gentleman sitting at desk collecting money clipart

New Money Handling Policies Required in All County Departments

By Janet Juroch
New policies for Internal Control for Financial Reporting for Boise County are close to being completed and waiting final approval from the County Commissioners. This task has been requested by the County Commissioners for all county departmental heads, many that are elected officials, to design their own money handling procedures. The recent problem of the missing 1700 dollars made the Commissioners take a hard look at revising the policy and procedures to close a loophole for misunderstandings.
There was a problem with the previous policy being read and interpreted differently by all departments of the county including the County Commissioners and the Treasurer April Hutchings. The policy Resolution was previously signed off as being a good policy, until money handling continued to be a problem. One person took the AC’s that were handed to them and did not count it and sign off with the other person present. This leaves a gap in procedures because there was no checking from BOTH parties to make sure all money is accounted for that was delivered and received. Had counting been done at the moment of receipt the discrepancy would have been discovered. At that time the employee would have realized that the 1700 was not there.
According to Boise County Commissioner Chairman Alan Ward, in an interview about the missing cash, he felt the bottom line is: Every time a department handles money, cash and checks, there has to be to people watching the process and signing off on it. The previous policy did not state a double accounting process. Ward confirmed, “If employees blatantly do not follow policy they will get released. Period.”
The County Commissioners are in agreement to implement a more professional way to handle money.
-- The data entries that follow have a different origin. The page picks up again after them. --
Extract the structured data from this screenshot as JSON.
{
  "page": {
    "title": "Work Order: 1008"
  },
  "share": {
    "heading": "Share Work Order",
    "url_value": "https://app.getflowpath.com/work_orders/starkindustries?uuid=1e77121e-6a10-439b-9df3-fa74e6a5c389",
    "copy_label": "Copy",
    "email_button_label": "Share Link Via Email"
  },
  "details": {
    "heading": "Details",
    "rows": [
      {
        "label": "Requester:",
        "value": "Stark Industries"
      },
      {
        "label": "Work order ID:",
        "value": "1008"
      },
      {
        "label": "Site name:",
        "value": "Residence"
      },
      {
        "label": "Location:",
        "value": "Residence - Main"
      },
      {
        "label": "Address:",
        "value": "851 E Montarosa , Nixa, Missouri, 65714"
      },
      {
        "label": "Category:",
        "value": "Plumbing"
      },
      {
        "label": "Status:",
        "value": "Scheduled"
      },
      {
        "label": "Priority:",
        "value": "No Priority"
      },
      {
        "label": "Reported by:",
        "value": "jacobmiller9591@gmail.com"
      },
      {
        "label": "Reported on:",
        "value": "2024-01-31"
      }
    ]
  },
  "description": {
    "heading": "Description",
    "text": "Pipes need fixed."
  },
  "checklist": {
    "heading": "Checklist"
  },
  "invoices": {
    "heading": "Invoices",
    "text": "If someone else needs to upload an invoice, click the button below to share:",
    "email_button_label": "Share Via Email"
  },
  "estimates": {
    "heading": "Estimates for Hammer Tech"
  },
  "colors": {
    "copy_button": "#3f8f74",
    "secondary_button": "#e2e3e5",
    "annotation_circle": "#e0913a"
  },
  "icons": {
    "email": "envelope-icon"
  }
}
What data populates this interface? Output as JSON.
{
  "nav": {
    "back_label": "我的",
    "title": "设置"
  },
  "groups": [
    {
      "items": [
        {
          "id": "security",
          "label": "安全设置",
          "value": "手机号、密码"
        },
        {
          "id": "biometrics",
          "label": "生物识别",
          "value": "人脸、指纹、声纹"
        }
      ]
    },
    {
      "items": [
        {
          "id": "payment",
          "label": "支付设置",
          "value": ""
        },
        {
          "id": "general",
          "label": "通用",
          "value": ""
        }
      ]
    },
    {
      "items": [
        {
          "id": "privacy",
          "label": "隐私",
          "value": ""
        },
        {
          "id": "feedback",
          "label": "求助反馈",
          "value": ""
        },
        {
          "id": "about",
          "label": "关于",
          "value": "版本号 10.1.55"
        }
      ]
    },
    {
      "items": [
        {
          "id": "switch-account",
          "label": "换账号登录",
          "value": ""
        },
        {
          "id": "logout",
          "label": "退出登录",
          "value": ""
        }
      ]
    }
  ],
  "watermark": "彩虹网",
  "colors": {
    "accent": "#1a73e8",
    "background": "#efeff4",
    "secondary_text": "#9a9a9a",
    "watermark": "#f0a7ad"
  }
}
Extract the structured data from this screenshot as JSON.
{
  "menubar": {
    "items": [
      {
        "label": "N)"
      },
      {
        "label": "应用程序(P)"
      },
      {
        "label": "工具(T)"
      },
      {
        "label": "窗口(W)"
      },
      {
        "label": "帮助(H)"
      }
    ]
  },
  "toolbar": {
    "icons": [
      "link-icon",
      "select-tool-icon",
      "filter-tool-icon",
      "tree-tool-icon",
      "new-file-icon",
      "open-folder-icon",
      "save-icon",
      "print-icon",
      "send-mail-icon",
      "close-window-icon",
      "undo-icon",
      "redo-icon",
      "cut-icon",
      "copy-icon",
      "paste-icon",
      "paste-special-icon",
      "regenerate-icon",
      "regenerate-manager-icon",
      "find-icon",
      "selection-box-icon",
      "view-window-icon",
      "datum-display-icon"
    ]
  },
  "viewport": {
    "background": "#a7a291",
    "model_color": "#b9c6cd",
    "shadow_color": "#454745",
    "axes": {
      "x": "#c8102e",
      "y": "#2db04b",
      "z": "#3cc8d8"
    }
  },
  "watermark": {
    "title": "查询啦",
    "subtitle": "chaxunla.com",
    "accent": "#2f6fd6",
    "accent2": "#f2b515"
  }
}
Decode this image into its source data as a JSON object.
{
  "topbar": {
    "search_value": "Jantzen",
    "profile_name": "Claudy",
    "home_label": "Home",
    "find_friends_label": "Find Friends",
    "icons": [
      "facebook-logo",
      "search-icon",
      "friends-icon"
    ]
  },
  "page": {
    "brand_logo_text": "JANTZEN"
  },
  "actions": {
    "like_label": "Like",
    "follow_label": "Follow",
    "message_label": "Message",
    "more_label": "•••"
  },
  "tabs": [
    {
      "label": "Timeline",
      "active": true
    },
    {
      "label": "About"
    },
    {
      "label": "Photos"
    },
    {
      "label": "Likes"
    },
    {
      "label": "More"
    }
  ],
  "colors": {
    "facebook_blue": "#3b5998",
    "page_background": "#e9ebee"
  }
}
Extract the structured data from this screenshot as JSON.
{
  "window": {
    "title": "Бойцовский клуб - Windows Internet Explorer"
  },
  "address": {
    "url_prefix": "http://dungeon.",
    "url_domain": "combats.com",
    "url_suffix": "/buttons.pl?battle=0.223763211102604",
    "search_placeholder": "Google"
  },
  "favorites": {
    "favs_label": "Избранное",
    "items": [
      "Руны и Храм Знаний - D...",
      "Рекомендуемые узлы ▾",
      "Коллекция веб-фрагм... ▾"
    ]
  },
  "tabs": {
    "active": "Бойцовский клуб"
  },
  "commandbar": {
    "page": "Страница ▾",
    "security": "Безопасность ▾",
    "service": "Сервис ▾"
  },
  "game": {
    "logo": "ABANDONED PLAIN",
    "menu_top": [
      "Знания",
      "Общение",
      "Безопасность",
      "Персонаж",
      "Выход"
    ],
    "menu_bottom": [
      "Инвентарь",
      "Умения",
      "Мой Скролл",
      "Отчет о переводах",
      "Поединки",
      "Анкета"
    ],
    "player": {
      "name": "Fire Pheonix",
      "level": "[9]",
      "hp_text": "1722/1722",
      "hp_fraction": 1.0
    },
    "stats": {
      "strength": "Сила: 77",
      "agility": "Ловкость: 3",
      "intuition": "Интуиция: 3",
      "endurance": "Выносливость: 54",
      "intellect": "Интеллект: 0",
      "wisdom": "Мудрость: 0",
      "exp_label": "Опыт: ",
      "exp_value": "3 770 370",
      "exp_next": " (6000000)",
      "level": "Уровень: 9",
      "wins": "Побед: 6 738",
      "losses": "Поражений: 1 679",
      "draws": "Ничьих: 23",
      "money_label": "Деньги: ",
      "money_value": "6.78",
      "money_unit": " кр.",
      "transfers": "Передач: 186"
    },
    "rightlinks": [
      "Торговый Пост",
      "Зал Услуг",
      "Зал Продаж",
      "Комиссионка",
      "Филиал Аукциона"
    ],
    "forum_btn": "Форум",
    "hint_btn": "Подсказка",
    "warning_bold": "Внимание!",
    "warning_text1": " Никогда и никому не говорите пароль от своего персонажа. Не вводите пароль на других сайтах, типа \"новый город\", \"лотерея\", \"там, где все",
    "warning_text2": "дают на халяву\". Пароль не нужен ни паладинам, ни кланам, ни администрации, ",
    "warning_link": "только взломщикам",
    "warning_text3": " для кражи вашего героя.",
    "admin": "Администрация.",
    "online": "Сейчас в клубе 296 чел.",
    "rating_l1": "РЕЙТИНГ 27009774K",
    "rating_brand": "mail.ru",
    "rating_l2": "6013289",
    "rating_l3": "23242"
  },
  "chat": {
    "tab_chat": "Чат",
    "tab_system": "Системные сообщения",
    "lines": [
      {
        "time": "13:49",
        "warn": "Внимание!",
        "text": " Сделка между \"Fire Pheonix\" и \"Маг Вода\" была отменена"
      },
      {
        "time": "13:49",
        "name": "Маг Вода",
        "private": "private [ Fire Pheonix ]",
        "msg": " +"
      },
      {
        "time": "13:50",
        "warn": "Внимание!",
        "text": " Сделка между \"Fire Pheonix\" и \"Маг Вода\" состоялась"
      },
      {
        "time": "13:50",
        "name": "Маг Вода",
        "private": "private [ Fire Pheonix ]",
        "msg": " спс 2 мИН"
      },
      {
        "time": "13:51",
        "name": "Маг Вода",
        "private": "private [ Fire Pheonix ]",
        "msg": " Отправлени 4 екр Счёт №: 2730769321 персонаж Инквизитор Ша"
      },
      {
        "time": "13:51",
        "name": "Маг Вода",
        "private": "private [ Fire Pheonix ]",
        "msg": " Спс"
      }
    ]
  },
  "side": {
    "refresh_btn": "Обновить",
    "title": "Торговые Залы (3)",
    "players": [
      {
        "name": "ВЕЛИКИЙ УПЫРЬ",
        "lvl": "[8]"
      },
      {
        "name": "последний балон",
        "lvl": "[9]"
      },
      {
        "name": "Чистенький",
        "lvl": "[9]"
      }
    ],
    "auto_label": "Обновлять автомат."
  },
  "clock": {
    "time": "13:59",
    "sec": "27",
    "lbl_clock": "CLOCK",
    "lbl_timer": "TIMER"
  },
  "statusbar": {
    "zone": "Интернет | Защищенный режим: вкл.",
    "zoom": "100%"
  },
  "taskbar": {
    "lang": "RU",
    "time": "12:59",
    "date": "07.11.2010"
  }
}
Each department is in charge of their rewritten policies and will teach each employee the procedures and sign a document that they have read and understand the policy. From here on out, each department head will be held accountable for any discrepancies found in their department. It is understood that sometimes there are clerical errors but those should be able to be resolved. Following policy will be critical in handling money.
While they have been looking at the solutions to policy Ward says, “It is hard to believe that we are just now doing this in 2016″. He feels strongly that they have now tightened down on cash handling procedures from what was a very broad policy. Now each department has to be held accountable for keeping track of cash and the transfers from their department to another. Every time money changes hands it will be accounted for by two signatures. Wards expresses that “the Commissioners have really paid attention to the problem and have taken an in depth look right down to the grassroots of each department on how they are going to do it. The language is very clear that if you don’t do it then you won’t be a county employee.”
Ward says it all has taken some time to do all the policy rewriting. Word changes include may to shall or requested to required. Ward concluded, “We had to look at new policies carefully but we are about set with everything in place. Policies will always be up for revising if needed and may be reviewed annually. It is not one broad definition that can be misunderstood… is very detailed.” This increases safety and is a big protection for each employee handling money. Ultimately the new policies will protect the people’s money in the county.